Editor’s note: This article was initially published in The Daily Gazette, Swarthmore’s online, daily newspaper founded in Fall 1996. As of Fall 2018, the DG has merged with The Phoenix. See the about page to read more about the DG.
Nearly a year after an anonymous student known as John Doe filed a federal lawsuit against Swarthmore College, alleging that his expulsion for violation of the school’s sexual misconduct policies was unfounded, the two parties have reached a settlement that vacates the college’s finding against him.
John Doe originally filed his lawsuit after being found responsible for sexual misconduct in the spring of 2013. His suit claimed that Swarthmore only re-opened the investigation into his alleged misconduct due to the Title IX complaint filed by Hope Brinn ‘15 and Mia Ferguson ‘15, and his attorney later claimed that the college’s finding made him “the whipping boy that Swarthmore needed to demonstrate its own zero tolerance standard.” John’s suit also contended that his was the first case of sexual misconduct the college adjudicated following the federal complaints, a claim The Daily Gazette has determined is incorrect.
Multiple Swarthmore College employees declined to comment on the case, citing privacy concerns. The publicly filed motion to dismiss the case, however, explained that additional information became available after John Doe’s case was heard that called into question “the impartiality of the College Judiciary Committee Panel that heard John’s case.”
Swarthmore’s Communications Office elaborated on the motion, saying that while John Doe’s case was heard by a college judiciary panel made up of faculty, staff, and students, cases of sexual misconduct are now presided over by “an outside adjudicator, who is unaffiliated with our small Swarthmore community, and whose impartiality cannot reasonably be questioned.” Title IX Coordinator Kaaren Williamsen confirmed that Swarthmore has worked with and plans to continue to work with the Hon. Judge Jane Greenspan in this capacity “for the foreseeable future.”
“The College has always sought to apply its policies in a way that is fair to all parties involved,” said the Communications Office. “And over the past 18 months, we have continued working very hard to make sure our student conduct procedures are as fair as we can make them.”
While the vacation of his sentence means that John Doe would be allowed to seek re-admittance to Swarthmore, he would be required to have his case re-adjudicated before he could enroll. John Doe has transferred to another college and has said he does not plan to seek re-admittance to Swarthmore, but the settlement has raised concern among members of the college community. A survivor who requested to remain anonymous asked, “What kind of anxiety does [John Doe’s possible return] create for the survivors?”

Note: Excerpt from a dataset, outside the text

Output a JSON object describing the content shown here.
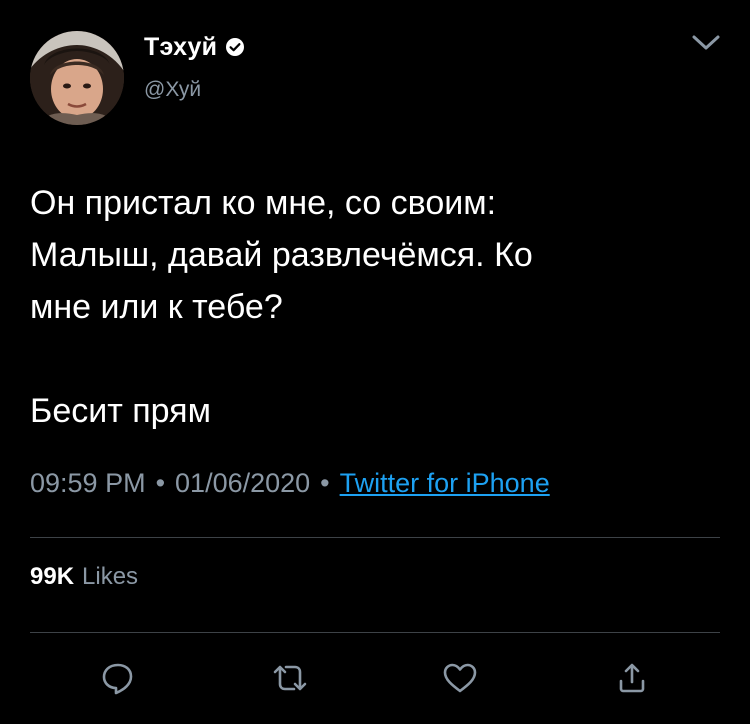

Other details of the case raised familiar concerns about Swarthmore’s policy regarding students found responsible for sexual misconduct. Earlier this fall, The Huffington Post discussed the practice of accused students transferring to other institutions to avoid hearings, which named Swarthmore specifically. According to Dean of the Senior Class and Director of Student Conduct Nathan Miller, Swarthmore will only “accurately answer any questions asked about the student’s disciplinary record” if they were given “a student’s signed consent.” Swarthmore does not currently annotate transcripts of students expelled from the college for misconduct, according to Registrar Martin Warner, because “transcripts are records of academic performance only.”
When asked how she would address students’ concerns about safety, Williamsen said, “We are in a space where colleges are paying attention and trying to get this right, and also acknowledging that we need to look at all kind of response mechanisms to keep our campus safe physically and emotionally. That’s what our work is here, and it’s not done.”